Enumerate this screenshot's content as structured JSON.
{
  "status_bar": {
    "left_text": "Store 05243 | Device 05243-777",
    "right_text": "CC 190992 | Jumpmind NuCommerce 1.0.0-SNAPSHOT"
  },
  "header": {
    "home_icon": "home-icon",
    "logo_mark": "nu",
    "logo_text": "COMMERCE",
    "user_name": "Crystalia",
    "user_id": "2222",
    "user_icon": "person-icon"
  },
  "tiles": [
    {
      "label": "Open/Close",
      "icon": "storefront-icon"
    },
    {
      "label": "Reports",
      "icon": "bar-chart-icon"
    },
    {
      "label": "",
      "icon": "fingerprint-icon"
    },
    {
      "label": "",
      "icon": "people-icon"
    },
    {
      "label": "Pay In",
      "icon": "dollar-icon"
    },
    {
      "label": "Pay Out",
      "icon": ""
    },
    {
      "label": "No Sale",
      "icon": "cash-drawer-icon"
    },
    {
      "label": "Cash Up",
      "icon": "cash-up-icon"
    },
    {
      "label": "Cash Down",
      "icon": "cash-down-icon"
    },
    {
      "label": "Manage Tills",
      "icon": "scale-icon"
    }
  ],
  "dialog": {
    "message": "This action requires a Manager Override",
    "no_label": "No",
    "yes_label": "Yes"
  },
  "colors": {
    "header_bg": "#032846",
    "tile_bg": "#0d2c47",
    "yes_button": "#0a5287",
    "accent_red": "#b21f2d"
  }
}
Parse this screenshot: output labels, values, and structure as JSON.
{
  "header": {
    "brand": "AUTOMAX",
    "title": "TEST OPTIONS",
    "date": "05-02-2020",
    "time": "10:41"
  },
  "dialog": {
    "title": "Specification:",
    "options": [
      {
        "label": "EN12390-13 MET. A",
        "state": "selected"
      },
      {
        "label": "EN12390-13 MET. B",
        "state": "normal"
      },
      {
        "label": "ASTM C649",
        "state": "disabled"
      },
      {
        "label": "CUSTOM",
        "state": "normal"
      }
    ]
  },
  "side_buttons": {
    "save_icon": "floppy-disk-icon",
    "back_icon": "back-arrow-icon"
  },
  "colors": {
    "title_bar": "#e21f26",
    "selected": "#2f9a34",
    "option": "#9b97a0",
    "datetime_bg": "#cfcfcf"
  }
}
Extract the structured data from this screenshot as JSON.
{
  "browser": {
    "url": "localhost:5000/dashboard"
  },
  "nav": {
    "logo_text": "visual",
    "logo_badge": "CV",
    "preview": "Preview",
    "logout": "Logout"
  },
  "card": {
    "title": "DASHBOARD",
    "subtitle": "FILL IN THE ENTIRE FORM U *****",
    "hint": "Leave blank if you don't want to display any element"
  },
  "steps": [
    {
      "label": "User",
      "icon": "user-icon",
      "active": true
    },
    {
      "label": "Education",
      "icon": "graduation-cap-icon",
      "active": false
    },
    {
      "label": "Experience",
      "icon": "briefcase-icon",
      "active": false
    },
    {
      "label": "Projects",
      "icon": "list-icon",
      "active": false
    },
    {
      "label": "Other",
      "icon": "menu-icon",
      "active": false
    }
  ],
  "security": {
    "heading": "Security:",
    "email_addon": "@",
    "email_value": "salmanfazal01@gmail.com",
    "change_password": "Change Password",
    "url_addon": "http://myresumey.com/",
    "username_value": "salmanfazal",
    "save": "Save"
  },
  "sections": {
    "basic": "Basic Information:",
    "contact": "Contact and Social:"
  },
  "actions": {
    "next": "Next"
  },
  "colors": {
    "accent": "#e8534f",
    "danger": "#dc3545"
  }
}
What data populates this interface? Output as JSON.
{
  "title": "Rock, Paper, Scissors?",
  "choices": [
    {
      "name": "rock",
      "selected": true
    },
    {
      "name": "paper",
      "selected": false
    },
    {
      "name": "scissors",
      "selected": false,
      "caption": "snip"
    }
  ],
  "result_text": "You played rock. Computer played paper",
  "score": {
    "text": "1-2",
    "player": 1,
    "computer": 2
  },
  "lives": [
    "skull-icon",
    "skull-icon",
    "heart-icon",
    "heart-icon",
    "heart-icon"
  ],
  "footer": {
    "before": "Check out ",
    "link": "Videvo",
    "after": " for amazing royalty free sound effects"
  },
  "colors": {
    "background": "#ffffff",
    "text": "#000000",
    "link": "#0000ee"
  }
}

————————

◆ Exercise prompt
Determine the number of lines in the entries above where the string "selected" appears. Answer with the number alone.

◆ Answer for the task
5